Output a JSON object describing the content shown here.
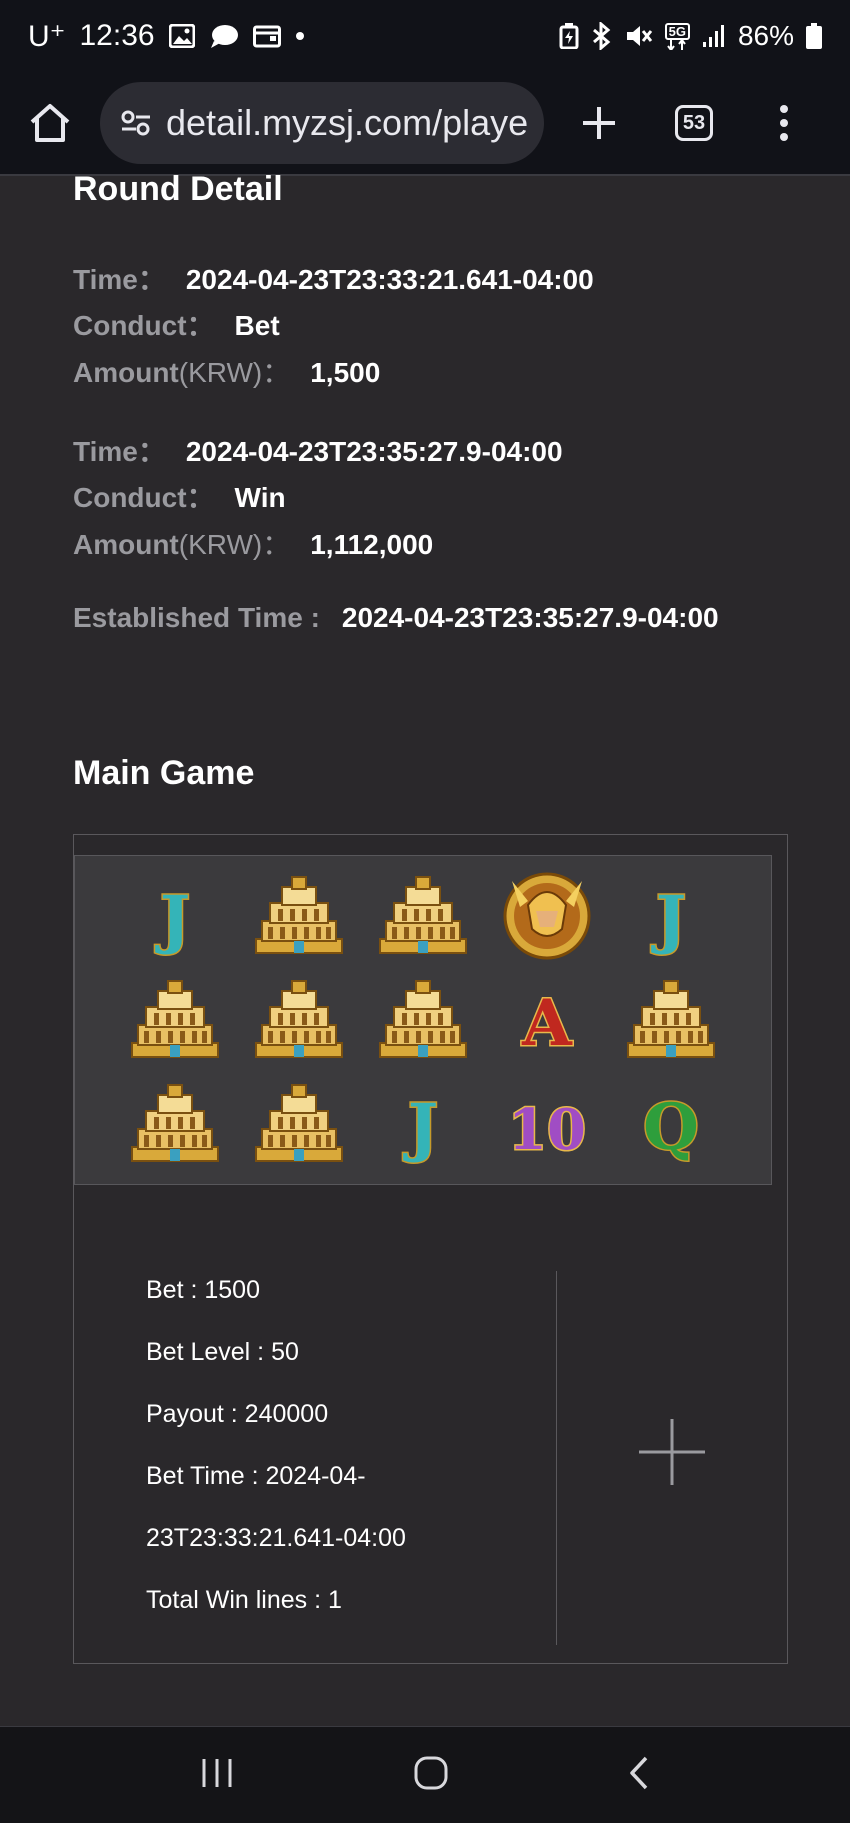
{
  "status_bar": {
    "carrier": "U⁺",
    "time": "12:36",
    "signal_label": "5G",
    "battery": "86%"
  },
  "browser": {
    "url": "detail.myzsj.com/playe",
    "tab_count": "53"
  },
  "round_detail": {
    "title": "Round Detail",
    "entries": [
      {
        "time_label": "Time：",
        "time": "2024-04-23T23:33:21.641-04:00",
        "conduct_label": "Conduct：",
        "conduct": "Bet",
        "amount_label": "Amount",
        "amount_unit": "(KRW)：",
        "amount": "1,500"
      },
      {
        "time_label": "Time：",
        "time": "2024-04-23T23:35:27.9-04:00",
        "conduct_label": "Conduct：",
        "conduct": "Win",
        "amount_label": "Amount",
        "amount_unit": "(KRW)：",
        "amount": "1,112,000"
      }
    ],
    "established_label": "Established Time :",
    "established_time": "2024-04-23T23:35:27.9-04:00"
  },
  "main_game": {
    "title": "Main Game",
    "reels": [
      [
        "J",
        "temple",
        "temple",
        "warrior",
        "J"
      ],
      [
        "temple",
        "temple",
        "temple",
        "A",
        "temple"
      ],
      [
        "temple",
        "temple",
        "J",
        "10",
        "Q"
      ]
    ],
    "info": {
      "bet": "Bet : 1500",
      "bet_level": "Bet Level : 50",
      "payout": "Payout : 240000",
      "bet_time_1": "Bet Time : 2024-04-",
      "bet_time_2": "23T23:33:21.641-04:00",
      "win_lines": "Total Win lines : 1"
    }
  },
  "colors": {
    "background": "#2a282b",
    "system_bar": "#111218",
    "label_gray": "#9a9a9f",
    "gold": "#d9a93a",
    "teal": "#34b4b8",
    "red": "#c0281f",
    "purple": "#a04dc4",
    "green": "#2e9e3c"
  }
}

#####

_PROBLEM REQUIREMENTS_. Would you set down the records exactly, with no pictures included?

_TASK RESULT_.
Output a JSON object describing the content shown here.
{
  "status_bar": {
    "carrier": "U⁺",
    "time": "12:36",
    "signal_label": "5G",
    "battery": "86%"
  },
  "browser": {
    "url": "detail.myzsj.com/playe",
    "tab_count": "53"
  },
  "round_detail": {
    "title": "Round Detail",
    "entries": [
      {
        "time_label": "Time：",
        "time": "2024-04-23T23:33:21.641-04:00",
        "conduct_label": "Conduct：",
        "conduct": "Bet",
        "amount_label": "Amount",
        "amount_unit": "(KRW)：",
        "amount": "1,500"
      },
      {
        "time_label": "Time：",
        "time": "2024-04-23T23:35:27.9-04:00",
        "conduct_label": "Conduct：",
        "conduct": "Win",
        "amount_label": "Amount",
        "amount_unit": "(KRW)：",
        "amount": "1,112,000"
      }
    ],
    "established_label": "Established Time :",
    "established_time": "2024-04-23T23:35:27.9-04:00"
  },
  "main_game": {
    "title": "Main Game",
    "reels": [
      [
        "J",
        "temple",
        "temple",
        "warrior",
        "J"
      ],
      [
        "temple",
        "temple",
        "temple",
        "A",
        "temple"
      ],
      [
        "temple",
        "temple",
        "J",
        "10",
        "Q"
      ]
    ],
    "info": {
      "bet": "Bet : 1500",
      "bet_level": "Bet Level : 50",
      "payout": "Payout : 240000",
      "bet_time_1": "Bet Time : 2024-04-",
      "bet_time_2": "23T23:33:21.641-04:00",
      "win_lines": "Total Win lines : 1"
    }
  },
  "colors": {
    "background": "#2a282b",
    "system_bar": "#111218",
    "label_gray": "#9a9a9f",
    "gold": "#d9a93a",
    "teal": "#34b4b8",
    "red": "#c0281f",
    "purple": "#a04dc4",
    "green": "#2e9e3c"
  }
}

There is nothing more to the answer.